### Task item
Across all entries below, how many lines include "Austin"? Answer with the number alone.

[Excerpts from an interface dataset]

------------

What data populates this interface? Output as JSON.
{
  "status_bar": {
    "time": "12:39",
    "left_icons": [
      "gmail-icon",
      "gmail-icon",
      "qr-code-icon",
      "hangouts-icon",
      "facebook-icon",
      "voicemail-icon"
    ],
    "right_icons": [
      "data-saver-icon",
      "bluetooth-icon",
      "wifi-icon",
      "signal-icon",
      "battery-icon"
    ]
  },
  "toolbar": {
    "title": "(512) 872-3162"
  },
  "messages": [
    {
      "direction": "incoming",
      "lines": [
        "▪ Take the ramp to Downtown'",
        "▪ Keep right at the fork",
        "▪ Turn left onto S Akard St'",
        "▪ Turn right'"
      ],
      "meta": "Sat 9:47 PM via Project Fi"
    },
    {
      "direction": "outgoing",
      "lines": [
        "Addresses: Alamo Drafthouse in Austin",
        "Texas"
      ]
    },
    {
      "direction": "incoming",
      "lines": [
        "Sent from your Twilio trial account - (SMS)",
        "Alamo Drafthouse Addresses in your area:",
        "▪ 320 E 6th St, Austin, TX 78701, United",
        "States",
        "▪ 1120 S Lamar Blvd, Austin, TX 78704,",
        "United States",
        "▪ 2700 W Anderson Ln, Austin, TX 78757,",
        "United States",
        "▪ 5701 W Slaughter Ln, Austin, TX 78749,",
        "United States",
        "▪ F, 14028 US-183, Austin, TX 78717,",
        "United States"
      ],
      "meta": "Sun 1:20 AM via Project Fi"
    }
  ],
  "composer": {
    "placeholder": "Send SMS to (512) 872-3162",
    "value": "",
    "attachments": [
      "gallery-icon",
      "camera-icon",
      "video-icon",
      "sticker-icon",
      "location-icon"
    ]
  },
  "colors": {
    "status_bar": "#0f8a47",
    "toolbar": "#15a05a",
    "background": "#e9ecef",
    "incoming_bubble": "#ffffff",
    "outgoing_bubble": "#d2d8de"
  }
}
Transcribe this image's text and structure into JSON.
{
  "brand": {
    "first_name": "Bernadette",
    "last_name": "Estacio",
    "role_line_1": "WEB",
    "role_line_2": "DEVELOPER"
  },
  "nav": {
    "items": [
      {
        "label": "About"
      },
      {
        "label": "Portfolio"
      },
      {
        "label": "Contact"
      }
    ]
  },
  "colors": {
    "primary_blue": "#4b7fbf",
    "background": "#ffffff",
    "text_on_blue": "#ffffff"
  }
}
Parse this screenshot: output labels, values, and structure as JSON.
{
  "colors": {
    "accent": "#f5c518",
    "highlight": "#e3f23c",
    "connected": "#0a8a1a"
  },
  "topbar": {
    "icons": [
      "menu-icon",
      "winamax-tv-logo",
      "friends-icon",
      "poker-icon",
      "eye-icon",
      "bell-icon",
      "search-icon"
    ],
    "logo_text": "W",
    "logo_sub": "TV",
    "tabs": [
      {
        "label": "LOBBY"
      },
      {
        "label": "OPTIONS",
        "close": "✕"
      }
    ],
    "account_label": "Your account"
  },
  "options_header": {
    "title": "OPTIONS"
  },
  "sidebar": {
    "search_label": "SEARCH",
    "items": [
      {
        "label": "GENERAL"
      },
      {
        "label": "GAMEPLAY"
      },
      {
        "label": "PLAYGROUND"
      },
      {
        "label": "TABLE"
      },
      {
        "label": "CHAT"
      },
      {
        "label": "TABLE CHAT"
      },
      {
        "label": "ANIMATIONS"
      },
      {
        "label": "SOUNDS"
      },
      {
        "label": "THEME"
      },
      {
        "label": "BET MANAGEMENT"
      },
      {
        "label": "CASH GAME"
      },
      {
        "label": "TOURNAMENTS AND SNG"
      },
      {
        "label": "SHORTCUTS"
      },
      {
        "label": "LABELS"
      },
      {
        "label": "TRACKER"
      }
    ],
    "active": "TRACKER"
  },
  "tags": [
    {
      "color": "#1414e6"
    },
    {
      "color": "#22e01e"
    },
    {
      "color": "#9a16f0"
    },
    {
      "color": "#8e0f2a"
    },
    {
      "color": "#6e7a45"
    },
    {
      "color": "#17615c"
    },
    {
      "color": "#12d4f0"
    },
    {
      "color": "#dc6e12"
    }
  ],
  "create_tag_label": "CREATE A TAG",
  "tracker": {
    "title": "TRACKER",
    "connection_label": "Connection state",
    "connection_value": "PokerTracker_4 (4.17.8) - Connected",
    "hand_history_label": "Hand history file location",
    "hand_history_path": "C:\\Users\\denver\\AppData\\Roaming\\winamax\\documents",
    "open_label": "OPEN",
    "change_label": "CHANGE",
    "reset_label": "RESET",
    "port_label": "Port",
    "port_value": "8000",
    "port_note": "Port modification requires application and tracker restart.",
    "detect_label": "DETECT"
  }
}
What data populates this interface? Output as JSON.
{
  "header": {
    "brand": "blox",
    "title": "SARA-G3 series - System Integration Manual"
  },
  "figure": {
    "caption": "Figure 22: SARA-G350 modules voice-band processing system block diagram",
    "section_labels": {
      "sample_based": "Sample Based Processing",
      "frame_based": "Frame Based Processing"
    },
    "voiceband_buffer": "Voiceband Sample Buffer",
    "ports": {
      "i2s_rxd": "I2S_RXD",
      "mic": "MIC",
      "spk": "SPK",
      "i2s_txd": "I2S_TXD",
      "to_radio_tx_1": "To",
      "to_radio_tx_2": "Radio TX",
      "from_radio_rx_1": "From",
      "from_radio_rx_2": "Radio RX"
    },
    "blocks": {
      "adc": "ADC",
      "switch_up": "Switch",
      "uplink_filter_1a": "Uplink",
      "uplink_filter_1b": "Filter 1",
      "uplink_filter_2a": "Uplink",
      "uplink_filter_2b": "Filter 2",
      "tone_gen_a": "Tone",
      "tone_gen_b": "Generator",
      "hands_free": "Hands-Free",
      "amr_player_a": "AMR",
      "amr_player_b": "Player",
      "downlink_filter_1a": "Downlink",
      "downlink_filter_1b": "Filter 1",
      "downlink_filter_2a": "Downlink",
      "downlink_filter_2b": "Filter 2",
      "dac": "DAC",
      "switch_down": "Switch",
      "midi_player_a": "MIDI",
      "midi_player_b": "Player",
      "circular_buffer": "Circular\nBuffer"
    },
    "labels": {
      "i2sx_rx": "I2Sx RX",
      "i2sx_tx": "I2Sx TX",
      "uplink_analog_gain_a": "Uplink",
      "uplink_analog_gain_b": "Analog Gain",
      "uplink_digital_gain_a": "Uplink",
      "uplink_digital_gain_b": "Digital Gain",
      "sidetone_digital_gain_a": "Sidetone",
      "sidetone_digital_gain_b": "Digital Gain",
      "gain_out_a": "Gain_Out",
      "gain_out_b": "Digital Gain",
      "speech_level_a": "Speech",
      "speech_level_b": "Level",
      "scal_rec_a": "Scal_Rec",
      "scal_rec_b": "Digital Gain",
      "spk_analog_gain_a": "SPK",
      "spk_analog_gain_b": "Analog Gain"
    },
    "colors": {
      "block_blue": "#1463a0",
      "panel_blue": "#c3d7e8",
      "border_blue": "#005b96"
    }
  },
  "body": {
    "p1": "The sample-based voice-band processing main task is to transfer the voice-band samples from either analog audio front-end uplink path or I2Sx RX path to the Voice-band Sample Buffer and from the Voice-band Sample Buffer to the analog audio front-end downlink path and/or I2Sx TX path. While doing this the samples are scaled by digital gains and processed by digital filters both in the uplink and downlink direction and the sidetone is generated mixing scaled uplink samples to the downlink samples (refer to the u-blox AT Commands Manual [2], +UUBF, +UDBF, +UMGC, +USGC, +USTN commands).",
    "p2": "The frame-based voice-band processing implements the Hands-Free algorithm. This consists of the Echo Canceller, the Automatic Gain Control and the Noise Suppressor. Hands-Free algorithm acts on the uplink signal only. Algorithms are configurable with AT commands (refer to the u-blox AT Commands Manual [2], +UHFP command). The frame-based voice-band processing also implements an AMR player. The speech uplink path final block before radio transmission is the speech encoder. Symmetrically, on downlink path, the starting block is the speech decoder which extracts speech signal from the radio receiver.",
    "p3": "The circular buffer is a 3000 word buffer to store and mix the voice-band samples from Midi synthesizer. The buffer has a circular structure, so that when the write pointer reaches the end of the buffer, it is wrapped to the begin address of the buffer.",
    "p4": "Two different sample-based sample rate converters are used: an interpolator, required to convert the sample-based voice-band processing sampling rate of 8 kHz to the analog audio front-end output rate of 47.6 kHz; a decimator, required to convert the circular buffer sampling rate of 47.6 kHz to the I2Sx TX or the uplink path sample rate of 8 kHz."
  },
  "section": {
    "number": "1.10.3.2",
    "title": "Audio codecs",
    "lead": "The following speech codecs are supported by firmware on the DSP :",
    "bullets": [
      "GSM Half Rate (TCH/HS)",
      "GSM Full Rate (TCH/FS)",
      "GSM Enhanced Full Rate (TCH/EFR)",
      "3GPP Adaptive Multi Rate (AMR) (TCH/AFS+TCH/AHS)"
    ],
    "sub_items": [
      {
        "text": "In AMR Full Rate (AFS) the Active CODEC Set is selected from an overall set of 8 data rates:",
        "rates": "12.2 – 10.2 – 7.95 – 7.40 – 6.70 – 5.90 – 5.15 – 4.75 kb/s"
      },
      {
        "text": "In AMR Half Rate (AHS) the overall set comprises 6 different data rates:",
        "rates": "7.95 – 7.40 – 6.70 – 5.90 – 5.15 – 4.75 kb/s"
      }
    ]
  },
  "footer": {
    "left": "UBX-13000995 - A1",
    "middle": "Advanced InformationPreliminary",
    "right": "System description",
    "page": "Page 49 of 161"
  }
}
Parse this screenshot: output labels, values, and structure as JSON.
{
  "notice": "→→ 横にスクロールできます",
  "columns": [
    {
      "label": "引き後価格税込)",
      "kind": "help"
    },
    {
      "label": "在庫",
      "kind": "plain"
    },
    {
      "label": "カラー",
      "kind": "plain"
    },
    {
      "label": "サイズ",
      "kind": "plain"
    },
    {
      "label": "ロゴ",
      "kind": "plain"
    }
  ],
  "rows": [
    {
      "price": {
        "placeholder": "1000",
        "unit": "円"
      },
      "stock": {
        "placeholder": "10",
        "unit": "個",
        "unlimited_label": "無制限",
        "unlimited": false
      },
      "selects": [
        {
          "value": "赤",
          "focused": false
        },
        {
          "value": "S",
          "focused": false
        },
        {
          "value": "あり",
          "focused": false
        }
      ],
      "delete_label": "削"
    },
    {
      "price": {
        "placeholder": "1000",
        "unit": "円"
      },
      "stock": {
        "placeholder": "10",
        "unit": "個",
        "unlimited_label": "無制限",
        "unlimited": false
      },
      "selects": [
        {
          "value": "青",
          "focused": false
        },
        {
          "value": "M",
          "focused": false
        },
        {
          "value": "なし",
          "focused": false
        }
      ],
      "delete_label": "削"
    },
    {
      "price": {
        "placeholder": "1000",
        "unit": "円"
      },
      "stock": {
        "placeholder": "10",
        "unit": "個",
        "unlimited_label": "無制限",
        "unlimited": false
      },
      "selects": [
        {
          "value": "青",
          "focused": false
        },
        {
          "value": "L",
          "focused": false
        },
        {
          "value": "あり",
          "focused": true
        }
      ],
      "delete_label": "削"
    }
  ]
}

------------

### Expected output
6